Some of the most fun I have in TTRPGs is when I make characters or settings that are in tribute of things I like. I remember the first TTRPG I GMed was a one-shot at Conpulsion, my local tabletop gaming convention, which was loosely based around events in the life of Ludwig van Beethoven, including his falling out with Napoleon, his conflict with George Bridgetower, and the massive benefit concert where he premiered the Fifth and Sixth Symphonies.
One of the most fun game sessions I ever had was when the entire table went wild paying tribute to Star Wars. This was something the whole table bonded over, while at the same time expressing the frustrations we had with the franchise — like its issues with gender or the narrow-minded orthodoxies of what is canonically Jedi philosophy — and things we wanted to see changed. This is an example of transformative fandom, and one of the most exciting aspects of it is how well we threw ourselves into the project of re-imagining things we loved out of a love for it.
Fans paying tribute to something they love is a powerful thing, and it is the same creative generosity that has driven so much creativity in the TTRPG scene.
Day 6: Forest
The Root RPG is possibly one of the most promising new games I have seen released. It is based on the popular board game by Leder games. It is set in a forest, and follows anthropomorphised animals who are ‘vagabonds’ on the run from a tyrannical society, working for or against different factions in their setting. I love its The Wind in the Willows-style setting, and its anti-authoritarian, anti-establishment setting where the player-characters are different flavours of rogues. My go-to beginner’s RPG of choice is currently a toss-up between Root and Quest, with the latter having the edge because of how deeply accessibility to beginners is embedded within its mechanics and presentation.
But that is not to say Root is not without its unique advantages for a beginner’s RPG: it is a Powered by the Apocalypse game, which makes it very easily teachable as every move’s script is clear and self-explanatory. It is also a fairly complex system, with many different mechanics like equipment durability, different forms of harm, and reputation with competing factions, that synergise really well. But most importantly, it has political and ethical questions about power and justice embedded within it. It is a great beginner RPG for people who wouldn’t mind complexity.
Besides, the forest theme is what really sells it for me. I love how textured its world is, and how the game gives GMs resources to generate the many denizens of the woods. As an RPG, it does a great job of bringing a forest to life.
Day 7: Couple

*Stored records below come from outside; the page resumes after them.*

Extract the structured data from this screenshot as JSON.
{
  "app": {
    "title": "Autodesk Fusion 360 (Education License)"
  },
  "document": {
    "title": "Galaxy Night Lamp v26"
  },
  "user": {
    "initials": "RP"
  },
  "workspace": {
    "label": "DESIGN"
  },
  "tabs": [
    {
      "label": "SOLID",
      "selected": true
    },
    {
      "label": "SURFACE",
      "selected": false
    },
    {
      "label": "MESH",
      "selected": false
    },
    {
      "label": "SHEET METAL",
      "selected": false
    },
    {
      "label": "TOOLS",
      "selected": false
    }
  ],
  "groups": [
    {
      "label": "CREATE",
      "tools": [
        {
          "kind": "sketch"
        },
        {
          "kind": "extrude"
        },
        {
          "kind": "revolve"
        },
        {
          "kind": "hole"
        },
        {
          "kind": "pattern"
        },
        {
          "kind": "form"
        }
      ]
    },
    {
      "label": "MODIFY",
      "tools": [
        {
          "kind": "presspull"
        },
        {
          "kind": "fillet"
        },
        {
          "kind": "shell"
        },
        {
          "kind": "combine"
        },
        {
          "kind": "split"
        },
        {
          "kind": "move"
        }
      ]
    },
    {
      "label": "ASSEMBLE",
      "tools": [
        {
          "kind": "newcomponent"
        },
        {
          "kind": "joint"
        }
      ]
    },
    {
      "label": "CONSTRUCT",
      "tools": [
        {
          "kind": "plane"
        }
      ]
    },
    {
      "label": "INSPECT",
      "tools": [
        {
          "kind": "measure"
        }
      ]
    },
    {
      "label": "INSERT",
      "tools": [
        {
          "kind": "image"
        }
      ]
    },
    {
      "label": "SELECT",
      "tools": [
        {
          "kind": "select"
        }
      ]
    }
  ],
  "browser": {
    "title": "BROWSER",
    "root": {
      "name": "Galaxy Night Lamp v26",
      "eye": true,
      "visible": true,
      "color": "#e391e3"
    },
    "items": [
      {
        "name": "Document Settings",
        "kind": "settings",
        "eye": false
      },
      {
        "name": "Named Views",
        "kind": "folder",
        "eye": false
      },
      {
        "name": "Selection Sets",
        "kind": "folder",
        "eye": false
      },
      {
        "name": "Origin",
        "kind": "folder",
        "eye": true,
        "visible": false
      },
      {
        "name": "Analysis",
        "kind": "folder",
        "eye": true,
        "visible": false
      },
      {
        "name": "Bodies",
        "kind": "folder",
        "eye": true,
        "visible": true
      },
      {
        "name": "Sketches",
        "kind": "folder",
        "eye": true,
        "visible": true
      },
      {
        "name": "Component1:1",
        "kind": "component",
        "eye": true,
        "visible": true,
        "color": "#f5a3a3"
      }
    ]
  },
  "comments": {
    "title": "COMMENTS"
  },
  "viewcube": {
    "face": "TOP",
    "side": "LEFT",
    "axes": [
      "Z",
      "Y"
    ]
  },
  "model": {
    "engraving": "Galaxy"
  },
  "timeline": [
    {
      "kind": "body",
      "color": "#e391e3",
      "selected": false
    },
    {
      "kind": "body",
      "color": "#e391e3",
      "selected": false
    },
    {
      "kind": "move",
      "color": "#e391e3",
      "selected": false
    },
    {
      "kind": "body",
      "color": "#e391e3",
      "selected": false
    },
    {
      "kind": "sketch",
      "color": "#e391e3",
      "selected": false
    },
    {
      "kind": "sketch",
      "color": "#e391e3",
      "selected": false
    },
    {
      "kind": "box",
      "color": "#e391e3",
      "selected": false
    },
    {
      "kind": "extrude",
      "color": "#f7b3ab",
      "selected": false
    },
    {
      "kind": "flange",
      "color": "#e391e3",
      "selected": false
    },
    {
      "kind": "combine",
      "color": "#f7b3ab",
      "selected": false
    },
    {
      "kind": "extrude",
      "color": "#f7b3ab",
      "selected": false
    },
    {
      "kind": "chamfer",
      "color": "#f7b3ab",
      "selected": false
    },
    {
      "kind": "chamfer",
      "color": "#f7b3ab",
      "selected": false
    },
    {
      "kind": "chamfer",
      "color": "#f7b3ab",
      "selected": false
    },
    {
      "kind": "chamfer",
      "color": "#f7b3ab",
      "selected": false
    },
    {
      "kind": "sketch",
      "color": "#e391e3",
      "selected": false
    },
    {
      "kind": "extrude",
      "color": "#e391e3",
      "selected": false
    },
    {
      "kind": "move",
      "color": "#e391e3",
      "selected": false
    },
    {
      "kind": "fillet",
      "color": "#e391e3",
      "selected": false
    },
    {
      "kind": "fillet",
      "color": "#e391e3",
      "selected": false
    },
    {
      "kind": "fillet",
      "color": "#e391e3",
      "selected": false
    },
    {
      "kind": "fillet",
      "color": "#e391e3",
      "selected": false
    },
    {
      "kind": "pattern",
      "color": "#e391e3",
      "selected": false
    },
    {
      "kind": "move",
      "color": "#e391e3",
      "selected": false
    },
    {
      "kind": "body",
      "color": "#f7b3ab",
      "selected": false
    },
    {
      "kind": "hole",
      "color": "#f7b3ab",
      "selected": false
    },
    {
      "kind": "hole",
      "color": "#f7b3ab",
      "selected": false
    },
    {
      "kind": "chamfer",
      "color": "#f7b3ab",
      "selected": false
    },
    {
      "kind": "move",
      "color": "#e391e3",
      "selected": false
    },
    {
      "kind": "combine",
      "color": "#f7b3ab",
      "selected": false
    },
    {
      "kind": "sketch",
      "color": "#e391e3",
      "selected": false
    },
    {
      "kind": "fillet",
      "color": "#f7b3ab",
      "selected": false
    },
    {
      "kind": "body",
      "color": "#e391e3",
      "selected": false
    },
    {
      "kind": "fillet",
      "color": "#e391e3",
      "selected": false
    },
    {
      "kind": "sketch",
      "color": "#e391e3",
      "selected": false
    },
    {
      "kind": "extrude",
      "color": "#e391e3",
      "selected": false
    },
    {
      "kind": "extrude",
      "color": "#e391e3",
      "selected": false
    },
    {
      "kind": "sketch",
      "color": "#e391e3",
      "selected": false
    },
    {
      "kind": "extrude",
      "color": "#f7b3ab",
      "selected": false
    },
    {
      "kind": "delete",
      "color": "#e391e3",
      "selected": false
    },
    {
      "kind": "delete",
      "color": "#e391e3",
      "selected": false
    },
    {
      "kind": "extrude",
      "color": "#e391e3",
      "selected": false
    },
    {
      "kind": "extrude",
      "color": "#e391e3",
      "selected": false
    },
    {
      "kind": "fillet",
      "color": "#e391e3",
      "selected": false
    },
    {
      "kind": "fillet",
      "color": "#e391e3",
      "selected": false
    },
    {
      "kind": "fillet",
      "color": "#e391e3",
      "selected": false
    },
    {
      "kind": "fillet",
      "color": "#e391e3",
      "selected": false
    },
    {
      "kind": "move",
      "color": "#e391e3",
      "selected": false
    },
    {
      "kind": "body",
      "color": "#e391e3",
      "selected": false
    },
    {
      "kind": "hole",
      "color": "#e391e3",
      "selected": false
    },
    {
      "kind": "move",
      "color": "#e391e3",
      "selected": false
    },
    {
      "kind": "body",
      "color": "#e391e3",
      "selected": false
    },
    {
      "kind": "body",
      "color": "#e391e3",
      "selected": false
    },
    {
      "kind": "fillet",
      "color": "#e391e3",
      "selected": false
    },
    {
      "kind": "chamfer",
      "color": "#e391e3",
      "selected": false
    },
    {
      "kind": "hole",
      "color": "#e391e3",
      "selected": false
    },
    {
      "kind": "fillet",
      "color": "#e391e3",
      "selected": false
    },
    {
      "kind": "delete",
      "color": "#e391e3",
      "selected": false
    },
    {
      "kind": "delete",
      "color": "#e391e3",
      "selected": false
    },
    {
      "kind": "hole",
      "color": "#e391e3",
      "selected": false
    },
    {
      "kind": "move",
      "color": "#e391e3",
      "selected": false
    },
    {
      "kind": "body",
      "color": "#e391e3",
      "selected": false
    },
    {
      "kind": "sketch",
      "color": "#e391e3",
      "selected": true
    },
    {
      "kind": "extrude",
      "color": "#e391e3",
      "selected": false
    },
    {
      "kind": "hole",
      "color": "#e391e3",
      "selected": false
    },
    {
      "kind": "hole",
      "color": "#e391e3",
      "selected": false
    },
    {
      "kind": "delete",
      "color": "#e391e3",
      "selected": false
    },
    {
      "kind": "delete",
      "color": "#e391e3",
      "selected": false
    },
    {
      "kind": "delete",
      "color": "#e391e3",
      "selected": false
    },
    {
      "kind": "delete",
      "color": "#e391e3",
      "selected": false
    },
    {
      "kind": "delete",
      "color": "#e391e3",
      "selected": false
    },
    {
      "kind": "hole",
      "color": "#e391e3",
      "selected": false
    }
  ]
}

One of my friends who got married last year was the kind of person who loved very dramatic parlour games. We would play Consequences with the house rule that we would have to re-enact the final mad-lib we got. They were the kind of person who would probably have loved the idea of a TRPG.
As a wedding present, I got them and their spouse a copy of Fiasco, and I also wrote them a custom playset based on all of our friends and people we knew. I don’t know how many games the couple got out of it, but given the kinds of shenanigans we always saw unfold in the parlour games we played, I am sure they and their friends would love a game like Fiasco.

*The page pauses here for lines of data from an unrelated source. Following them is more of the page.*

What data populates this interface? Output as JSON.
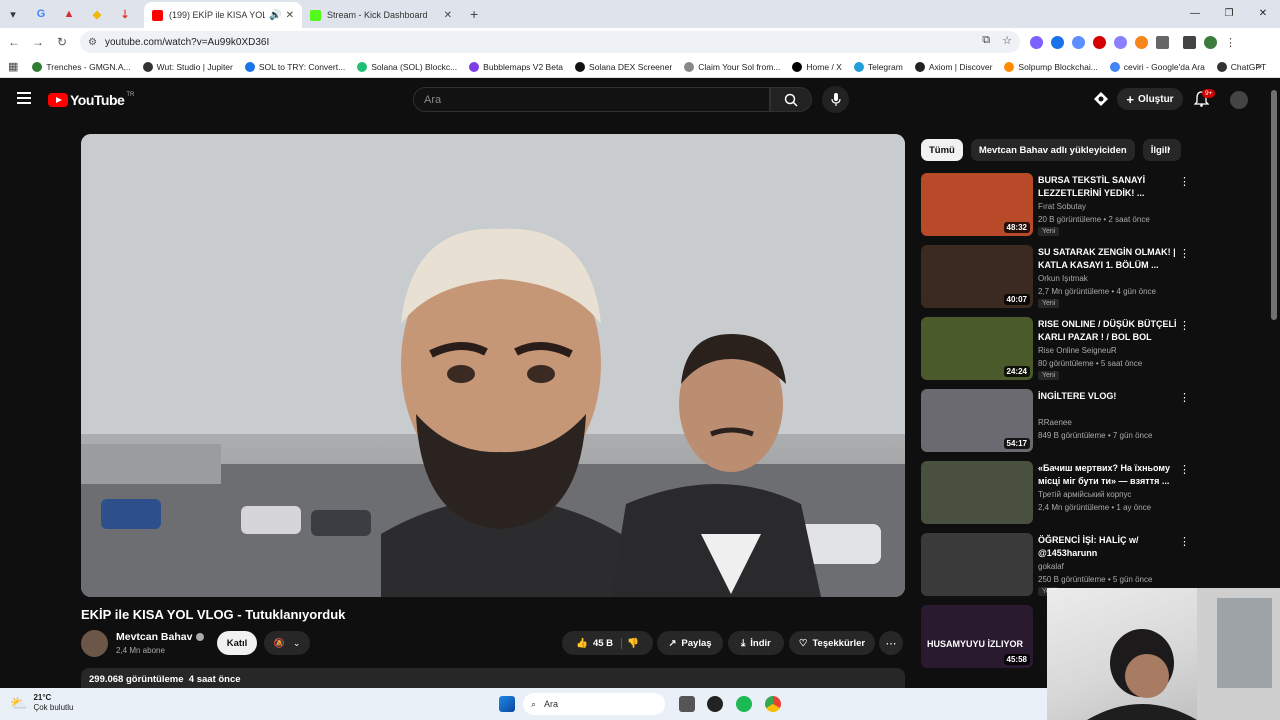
{
  "browser": {
    "tabs": [
      {
        "title": "(199) EKİP ile KISA YOL VLOG",
        "active": true,
        "favicon_color": "#ff0000"
      },
      {
        "title": "Stream - Kick Dashboard",
        "active": false,
        "favicon_color": "#53fc18"
      }
    ],
    "url": "youtube.com/watch?v=Au99k0XD36I",
    "bookmarks": [
      {
        "label": "Trenches - GMGN.A...",
        "color": "#2e7d32"
      },
      {
        "label": "Wut: Studio | Jupiter",
        "color": "#333333"
      },
      {
        "label": "SOL to TRY: Convert...",
        "color": "#1a73e8"
      },
      {
        "label": "Solana (SOL) Blockc...",
        "color": "#21bf73"
      },
      {
        "label": "Bubblemaps V2 Beta",
        "color": "#7b3fe4"
      },
      {
        "label": "Solana DEX Screener",
        "color": "#111111"
      },
      {
        "label": "Claim Your Sol from...",
        "color": "#888888"
      },
      {
        "label": "Home / X",
        "color": "#000000"
      },
      {
        "label": "Telegram",
        "color": "#229ed9"
      },
      {
        "label": "Axiom | Discover",
        "color": "#222222"
      },
      {
        "label": "Solpump Blockchai...",
        "color": "#ff8c00"
      },
      {
        "label": "ceviri - Google'da Ara",
        "color": "#4285f4"
      },
      {
        "label": "ChatGPT",
        "color": "#333333"
      }
    ]
  },
  "youtube": {
    "logo_text": "YouTube",
    "country_code": "TR",
    "search_placeholder": "Ara",
    "create_label": "Oluştur",
    "notification_count": "9+",
    "video": {
      "title": "EKİP ile KISA YOL VLOG - Tutuklanıyorduk",
      "channel": "Mevtcan Bahav",
      "subscribers": "2,4 Mn abone",
      "join_label": "Katıl",
      "likes": "45 B",
      "share_label": "Paylaş",
      "download_label": "İndir",
      "thanks_label": "Teşekkürler",
      "views": "299.068 görüntüleme",
      "age": "4 saat önce"
    },
    "chips": [
      "Tümü",
      "Mevtcan Bahav adlı yükleyiciden",
      "İlgili"
    ],
    "recommendations": [
      {
        "title": "BURSA TEKSTİL SANAYİ LEZZETLERİNİ YEDİK! ...",
        "channel": "Fırat Sobutay",
        "meta": "20 B görüntüleme • 2 saat önce",
        "badge": "Yeni",
        "duration": "48:32",
        "thumb": "#b84a2a"
      },
      {
        "title": "SU SATARAK ZENGİN OLMAK! | KATLA KASAYI 1. BÖLÜM ...",
        "channel": "Orkun Işıtmak",
        "meta": "2,7 Mn görüntüleme • 4 gün önce",
        "badge": "Yeni",
        "duration": "40:07",
        "thumb": "#3a2a20"
      },
      {
        "title": "RISE ONLINE / DÜŞÜK BÜTÇELİ KARLI PAZAR ! / BOL BOL FAR...",
        "channel": "Rise Online SeigneuR",
        "meta": "80 görüntüleme • 5 saat önce",
        "badge": "Yeni",
        "duration": "24:24",
        "thumb": "#4a5a2a"
      },
      {
        "title": "İNGİLTERE VLOG!",
        "channel": "RRaenee",
        "meta": "849 B görüntüleme • 7 gün önce",
        "badge": "",
        "duration": "54:17",
        "thumb": "#6a6a70"
      },
      {
        "title": "«Бачиш мертвих? На їхньому місці міг бути ти» — взяття ...",
        "channel": "Третій армійський корпус",
        "meta": "2,4 Mn görüntüleme • 1 ay önce",
        "badge": "",
        "duration": "",
        "thumb": "#4a5040"
      },
      {
        "title": "ÖĞRENCİ İŞİ: HALİÇ w/ @1453harunn",
        "channel": "gokalaf",
        "meta": "250 B görüntüleme • 5 gün önce",
        "badge": "Yeni",
        "duration": "",
        "thumb": "#3a3a3a"
      },
      {
        "title": "",
        "channel": "",
        "meta": "",
        "badge": "",
        "duration": "45:58",
        "thumb": "#2a1a30",
        "overlay": "HUSAMYUYU İZLIYOR"
      }
    ]
  },
  "taskbar": {
    "temperature": "21°C",
    "weather": "Çok bulutlu",
    "search_label": "Ara"
  }
}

There is something I find especially fun about role-playing things that are especially comedic, embarrassing or ridiculous, and that’s an expression of vulnerability and self-deprecation amongst people you love. I’m far more willing to play a bungling, incompetent character who messes everything up around people I know and trust because they’re more likely to play in the right spirit, whereas I’m more likely to play to my strengths in front of people I don’t know. But equally, there is something really special in being able to share a nerdy hobby like this with people you really like.